Songbirds tagged by scientists fled their breeding grounds in the Appalachians just before fierce tornadoes struck the area, suggesting that they “heard it coming,” according to a new study.
Researchers from the universities of Tennessee, Minnesota and Berkeley fitted a number of golden-winged warblers, who nested in north-eastern Tennessee for part of the year, with geo-locating devices.
After a tornado hit the area in April this year, scientists managed to locate the birds and retrieve the trackers. The data stored on the devices showed that the birds had taken significant evasive action to avoid the storms.
“It is the first time we’ve documented this type of storm avoidance behavior in birds during breeding season,” said Dr. Henry Streby, of UC Berkeley, quoted in a release from the university. “The warblers in our study flew at least 1,500 kilometers (932 miles) total to avoid a severe weather system. They then came right back home after the storm passed,” he added.
The animals were likely alerted to the approaching danger by the deep rumble that tornadoes create, a noise that falls within the 'infrasound' range, which is outside of human beings' range of hearing.
Noises in this range can travel thousands of miles, and serve as an early warning system for creatures capable of hearing it, according to a BBC report.
"This suggests that these birds can detect severe weather at great distances," wildlife biologist David Andersen of the U.S. Geological Survey and the University of Minnesota, one of the researchers in the study published in the journal Current Biology, told Reuters.
"We hypothesize that the birds were detecting infrasound from tornadoes that were already occurring when the storm was still quite distant from our study site," he added.
All the more remarkable was the fact that the tagged birds had just completed a 1,500 mile migration, but showed no hesitation in leaving their nesting grounds, despite their presumed fatigue, as the storms approached, according to Nature World News.
The storm the birds fled spawned in 84 tornadoes, and resulted in the deaths of 35 people, according to the Los Angeles Times.

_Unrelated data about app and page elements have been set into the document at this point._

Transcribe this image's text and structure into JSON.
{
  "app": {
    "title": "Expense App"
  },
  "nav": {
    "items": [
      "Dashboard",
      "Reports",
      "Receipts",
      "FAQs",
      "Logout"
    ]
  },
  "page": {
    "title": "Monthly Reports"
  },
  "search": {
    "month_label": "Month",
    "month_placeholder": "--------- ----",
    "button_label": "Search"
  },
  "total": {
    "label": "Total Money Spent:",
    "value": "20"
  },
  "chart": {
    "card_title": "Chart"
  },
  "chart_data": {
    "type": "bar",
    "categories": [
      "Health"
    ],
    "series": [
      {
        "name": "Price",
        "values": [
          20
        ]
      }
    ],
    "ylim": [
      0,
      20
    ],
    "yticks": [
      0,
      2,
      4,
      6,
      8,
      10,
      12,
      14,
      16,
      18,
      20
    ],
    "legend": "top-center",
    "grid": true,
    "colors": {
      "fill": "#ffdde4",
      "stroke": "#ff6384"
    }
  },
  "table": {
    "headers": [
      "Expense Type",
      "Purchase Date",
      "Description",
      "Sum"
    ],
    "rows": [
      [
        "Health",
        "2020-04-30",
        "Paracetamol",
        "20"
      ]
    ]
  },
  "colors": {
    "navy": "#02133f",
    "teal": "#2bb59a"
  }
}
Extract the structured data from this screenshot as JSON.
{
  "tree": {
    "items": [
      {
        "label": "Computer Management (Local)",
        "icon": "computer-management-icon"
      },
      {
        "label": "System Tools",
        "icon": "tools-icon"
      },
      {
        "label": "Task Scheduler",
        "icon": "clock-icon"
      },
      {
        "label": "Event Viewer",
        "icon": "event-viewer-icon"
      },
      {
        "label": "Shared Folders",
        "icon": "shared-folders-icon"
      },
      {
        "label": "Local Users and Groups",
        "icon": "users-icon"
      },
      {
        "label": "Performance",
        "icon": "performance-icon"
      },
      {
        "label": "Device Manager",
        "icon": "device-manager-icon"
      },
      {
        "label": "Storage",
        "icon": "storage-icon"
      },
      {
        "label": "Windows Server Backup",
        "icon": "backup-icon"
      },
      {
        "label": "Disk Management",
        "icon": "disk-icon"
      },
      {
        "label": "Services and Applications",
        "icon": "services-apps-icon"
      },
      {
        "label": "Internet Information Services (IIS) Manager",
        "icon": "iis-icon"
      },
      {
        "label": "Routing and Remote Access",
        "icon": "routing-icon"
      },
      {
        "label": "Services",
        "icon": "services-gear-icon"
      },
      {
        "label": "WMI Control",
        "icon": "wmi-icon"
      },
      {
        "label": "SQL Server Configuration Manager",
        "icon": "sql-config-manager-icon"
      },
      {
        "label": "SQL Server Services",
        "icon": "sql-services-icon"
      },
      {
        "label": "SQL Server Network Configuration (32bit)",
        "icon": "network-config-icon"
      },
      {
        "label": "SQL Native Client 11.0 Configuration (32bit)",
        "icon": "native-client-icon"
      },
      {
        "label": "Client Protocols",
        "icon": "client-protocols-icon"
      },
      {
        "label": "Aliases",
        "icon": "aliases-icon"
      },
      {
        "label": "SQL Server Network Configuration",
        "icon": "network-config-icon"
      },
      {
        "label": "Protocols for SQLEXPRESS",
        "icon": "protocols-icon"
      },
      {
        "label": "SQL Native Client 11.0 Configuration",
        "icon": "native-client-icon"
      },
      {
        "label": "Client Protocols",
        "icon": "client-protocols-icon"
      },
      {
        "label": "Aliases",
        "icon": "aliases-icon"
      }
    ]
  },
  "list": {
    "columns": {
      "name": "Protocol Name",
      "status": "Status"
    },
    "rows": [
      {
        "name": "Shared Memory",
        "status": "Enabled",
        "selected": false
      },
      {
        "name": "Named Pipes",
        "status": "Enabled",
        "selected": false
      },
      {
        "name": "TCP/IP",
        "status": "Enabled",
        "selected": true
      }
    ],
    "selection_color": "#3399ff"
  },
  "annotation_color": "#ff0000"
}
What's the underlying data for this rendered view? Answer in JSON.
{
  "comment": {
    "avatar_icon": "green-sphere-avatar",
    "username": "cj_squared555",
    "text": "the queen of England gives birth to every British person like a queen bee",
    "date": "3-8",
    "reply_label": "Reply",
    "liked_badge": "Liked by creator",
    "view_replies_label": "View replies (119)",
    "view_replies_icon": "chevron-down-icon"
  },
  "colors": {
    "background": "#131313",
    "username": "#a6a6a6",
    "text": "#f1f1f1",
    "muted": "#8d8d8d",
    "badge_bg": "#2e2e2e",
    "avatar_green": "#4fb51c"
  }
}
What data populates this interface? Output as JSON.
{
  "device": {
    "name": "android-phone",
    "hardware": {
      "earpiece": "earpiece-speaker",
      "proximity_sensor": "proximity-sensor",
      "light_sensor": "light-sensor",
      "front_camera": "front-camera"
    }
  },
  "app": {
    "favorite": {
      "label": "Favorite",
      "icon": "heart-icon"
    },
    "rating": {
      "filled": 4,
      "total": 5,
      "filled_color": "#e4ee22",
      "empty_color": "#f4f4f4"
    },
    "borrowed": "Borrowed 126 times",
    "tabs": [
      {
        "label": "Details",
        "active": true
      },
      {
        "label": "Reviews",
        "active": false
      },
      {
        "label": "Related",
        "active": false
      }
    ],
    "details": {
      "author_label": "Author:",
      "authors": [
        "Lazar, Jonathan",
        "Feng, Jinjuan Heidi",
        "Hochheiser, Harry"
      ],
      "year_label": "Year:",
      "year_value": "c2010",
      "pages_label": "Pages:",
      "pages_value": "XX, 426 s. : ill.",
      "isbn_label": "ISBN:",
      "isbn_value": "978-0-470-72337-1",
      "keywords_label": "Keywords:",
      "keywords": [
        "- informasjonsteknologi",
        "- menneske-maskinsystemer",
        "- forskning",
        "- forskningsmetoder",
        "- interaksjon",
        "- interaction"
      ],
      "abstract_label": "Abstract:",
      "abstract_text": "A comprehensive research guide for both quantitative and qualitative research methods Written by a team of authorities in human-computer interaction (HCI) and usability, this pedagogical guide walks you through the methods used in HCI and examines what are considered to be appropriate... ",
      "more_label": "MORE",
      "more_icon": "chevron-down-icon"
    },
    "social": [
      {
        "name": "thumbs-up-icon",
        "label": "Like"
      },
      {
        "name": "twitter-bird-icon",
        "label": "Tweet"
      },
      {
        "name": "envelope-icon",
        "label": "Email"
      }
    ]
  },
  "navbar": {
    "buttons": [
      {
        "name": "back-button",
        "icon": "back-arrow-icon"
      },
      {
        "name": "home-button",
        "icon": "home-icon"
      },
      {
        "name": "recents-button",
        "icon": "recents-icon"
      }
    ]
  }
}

However, in the study, published in the scientific journal Current Biology, researchers stressed that infrasound from the storms was a “probable cue” to the birds' escape, and that the exact reason for their flight was still unclear, according to National Geographic.